## Work to be completed
Your job is to return every line of the listing holding the string "calendar".

(Data provided)

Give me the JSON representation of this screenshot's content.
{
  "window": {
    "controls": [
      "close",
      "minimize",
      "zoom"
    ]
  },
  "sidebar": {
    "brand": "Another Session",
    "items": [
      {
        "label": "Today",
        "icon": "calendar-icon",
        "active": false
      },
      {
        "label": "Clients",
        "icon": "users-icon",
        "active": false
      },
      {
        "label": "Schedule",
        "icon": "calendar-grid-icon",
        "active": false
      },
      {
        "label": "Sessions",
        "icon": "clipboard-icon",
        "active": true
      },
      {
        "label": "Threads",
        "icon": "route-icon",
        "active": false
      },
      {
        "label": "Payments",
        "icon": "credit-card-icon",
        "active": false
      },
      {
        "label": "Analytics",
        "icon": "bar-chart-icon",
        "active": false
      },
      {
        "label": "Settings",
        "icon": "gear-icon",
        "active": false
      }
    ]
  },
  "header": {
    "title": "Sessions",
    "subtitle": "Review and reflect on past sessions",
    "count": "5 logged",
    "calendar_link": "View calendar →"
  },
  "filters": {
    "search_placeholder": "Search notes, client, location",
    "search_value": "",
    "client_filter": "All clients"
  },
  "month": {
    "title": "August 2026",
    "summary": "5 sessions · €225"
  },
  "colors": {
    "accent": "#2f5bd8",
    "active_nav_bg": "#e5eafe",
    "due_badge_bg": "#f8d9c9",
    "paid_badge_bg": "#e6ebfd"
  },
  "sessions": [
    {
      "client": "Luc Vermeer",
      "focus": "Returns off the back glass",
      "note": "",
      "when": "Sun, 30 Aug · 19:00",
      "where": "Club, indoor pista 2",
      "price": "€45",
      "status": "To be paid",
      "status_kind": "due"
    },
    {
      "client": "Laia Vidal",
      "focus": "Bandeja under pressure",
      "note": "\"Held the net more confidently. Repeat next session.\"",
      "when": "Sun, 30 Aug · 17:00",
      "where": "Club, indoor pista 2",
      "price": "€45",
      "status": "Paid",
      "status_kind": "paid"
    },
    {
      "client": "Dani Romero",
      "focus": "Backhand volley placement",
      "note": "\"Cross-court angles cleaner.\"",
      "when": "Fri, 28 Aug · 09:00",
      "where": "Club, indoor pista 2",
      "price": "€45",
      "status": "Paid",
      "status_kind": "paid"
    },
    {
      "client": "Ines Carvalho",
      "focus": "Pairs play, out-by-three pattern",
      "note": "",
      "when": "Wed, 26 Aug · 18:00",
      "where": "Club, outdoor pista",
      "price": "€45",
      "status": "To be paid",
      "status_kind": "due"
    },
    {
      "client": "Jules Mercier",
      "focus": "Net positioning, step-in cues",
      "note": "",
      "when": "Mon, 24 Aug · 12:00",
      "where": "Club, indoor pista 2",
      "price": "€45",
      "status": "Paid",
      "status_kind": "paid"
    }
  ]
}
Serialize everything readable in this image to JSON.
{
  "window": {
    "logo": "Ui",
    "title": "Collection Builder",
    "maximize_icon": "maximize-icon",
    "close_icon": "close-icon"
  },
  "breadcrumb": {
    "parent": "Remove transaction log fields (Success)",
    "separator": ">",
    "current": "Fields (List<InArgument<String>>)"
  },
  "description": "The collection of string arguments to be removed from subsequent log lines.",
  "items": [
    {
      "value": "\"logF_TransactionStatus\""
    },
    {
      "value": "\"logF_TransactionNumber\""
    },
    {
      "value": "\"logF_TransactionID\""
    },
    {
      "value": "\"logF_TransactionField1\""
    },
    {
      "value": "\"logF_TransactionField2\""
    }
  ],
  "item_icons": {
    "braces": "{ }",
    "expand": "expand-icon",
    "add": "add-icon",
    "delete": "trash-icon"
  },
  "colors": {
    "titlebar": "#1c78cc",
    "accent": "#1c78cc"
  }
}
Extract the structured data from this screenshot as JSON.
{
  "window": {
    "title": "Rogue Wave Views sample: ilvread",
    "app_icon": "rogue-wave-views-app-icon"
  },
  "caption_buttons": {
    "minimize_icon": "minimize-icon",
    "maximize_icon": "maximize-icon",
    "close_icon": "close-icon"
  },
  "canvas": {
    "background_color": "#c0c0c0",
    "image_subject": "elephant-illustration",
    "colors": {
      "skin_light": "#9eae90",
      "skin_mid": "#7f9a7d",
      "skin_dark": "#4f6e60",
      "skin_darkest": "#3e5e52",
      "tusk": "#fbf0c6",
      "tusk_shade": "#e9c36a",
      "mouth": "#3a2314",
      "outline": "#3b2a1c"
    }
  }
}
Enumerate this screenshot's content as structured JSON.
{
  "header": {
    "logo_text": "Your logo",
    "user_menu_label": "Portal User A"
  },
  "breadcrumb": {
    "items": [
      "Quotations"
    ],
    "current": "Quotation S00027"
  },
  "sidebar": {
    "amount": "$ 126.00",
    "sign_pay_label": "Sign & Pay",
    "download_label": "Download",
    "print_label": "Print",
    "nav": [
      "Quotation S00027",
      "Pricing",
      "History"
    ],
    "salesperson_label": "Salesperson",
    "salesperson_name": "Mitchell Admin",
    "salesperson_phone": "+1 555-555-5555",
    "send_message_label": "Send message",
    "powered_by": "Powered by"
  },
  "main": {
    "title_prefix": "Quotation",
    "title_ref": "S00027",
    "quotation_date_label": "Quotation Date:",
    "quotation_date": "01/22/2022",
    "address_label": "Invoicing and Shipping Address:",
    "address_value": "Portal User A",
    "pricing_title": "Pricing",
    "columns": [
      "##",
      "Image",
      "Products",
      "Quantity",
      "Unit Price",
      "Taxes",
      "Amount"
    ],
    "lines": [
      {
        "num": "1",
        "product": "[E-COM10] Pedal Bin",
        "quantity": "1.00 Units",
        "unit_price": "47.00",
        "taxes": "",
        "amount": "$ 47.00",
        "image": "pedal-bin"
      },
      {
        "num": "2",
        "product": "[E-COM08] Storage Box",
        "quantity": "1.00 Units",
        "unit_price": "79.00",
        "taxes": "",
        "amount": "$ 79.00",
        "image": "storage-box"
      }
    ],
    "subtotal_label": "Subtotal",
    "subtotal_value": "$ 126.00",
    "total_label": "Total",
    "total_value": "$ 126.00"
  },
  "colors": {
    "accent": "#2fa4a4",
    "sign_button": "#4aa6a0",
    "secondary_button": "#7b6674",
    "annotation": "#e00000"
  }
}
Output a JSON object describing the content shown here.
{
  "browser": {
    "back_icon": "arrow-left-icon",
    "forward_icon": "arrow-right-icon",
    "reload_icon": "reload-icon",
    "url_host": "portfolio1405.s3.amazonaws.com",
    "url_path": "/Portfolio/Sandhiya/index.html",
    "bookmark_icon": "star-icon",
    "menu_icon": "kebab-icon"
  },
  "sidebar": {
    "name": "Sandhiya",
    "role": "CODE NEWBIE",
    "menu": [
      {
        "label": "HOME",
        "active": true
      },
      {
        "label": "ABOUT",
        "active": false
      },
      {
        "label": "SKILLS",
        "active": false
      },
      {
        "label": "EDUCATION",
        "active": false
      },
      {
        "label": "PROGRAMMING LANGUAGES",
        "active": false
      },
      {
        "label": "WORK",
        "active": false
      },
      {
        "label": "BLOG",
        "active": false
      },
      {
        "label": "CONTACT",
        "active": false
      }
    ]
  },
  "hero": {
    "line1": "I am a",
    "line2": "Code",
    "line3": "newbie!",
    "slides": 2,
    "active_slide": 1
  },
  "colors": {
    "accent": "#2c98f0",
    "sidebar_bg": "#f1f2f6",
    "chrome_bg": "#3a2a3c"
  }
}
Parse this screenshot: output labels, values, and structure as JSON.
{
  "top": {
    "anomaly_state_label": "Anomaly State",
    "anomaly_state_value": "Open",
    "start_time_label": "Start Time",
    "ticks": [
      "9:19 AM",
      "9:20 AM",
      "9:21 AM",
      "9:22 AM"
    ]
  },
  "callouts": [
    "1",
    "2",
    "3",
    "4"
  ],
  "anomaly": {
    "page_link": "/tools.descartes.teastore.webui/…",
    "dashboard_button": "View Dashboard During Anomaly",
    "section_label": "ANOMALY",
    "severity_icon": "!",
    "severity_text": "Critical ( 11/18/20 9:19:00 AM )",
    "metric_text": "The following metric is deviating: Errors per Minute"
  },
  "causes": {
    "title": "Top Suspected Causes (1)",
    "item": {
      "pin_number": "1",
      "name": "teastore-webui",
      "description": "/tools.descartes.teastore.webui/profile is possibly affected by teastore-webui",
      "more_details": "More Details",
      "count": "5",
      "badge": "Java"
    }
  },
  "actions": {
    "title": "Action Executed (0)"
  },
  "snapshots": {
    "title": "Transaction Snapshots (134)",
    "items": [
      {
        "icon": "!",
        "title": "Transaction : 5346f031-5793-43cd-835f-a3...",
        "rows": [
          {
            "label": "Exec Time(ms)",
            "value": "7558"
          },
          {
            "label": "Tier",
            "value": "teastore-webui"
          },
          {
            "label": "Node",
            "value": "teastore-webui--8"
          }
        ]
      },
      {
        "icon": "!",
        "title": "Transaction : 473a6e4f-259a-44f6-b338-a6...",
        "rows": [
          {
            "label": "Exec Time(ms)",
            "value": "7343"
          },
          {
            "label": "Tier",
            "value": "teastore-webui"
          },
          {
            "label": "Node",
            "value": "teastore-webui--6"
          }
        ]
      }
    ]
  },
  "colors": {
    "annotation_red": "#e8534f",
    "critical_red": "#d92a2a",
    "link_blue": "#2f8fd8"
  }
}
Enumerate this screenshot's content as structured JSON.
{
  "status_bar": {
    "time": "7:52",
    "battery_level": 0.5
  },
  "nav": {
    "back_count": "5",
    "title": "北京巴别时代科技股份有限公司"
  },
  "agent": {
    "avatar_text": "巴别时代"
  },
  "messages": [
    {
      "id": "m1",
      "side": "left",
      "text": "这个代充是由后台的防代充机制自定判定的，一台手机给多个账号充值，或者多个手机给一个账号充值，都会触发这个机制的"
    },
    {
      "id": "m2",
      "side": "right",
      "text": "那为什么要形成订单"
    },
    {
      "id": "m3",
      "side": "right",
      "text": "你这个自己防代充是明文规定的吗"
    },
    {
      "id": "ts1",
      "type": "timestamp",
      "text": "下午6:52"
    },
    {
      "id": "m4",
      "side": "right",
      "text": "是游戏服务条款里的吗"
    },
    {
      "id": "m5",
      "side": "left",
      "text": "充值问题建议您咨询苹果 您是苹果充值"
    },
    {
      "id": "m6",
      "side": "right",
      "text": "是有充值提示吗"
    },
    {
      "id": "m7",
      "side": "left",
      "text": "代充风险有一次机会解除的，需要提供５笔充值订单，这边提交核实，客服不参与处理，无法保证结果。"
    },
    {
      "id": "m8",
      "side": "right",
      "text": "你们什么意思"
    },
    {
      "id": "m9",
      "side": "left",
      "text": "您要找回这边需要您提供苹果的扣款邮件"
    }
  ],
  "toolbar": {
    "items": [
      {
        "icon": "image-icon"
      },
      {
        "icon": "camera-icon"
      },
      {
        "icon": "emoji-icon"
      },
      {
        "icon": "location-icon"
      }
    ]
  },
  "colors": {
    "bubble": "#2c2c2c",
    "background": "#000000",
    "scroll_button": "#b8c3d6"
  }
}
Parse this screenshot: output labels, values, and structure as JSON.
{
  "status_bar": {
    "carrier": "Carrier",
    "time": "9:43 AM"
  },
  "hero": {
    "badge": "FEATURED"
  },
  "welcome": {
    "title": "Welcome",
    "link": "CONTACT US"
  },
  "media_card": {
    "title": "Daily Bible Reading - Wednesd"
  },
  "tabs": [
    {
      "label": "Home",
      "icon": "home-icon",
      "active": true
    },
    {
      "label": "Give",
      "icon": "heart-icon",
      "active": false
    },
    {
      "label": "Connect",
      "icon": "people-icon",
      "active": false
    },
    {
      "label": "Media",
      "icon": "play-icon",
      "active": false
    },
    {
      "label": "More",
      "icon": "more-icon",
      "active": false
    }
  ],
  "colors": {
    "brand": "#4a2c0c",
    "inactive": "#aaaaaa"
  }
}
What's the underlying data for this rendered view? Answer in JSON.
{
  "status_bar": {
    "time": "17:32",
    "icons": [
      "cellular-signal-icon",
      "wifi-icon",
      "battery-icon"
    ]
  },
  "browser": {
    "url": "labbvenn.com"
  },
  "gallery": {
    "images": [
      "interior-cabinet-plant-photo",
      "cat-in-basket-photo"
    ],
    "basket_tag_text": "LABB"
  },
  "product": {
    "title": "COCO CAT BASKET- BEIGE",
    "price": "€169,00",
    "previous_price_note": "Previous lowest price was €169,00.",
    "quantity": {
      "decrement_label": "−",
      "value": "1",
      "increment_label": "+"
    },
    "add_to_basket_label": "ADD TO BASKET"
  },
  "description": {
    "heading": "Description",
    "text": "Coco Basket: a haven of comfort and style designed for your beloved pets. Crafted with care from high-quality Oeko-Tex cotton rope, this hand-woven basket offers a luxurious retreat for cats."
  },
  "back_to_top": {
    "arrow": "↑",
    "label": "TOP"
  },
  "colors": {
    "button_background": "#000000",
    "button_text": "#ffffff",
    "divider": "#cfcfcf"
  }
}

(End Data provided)

## Answer area
        "icon": "calendar-icon",
        "icon": "calendar-grid-icon",
    "calendar_link": "View calendar →"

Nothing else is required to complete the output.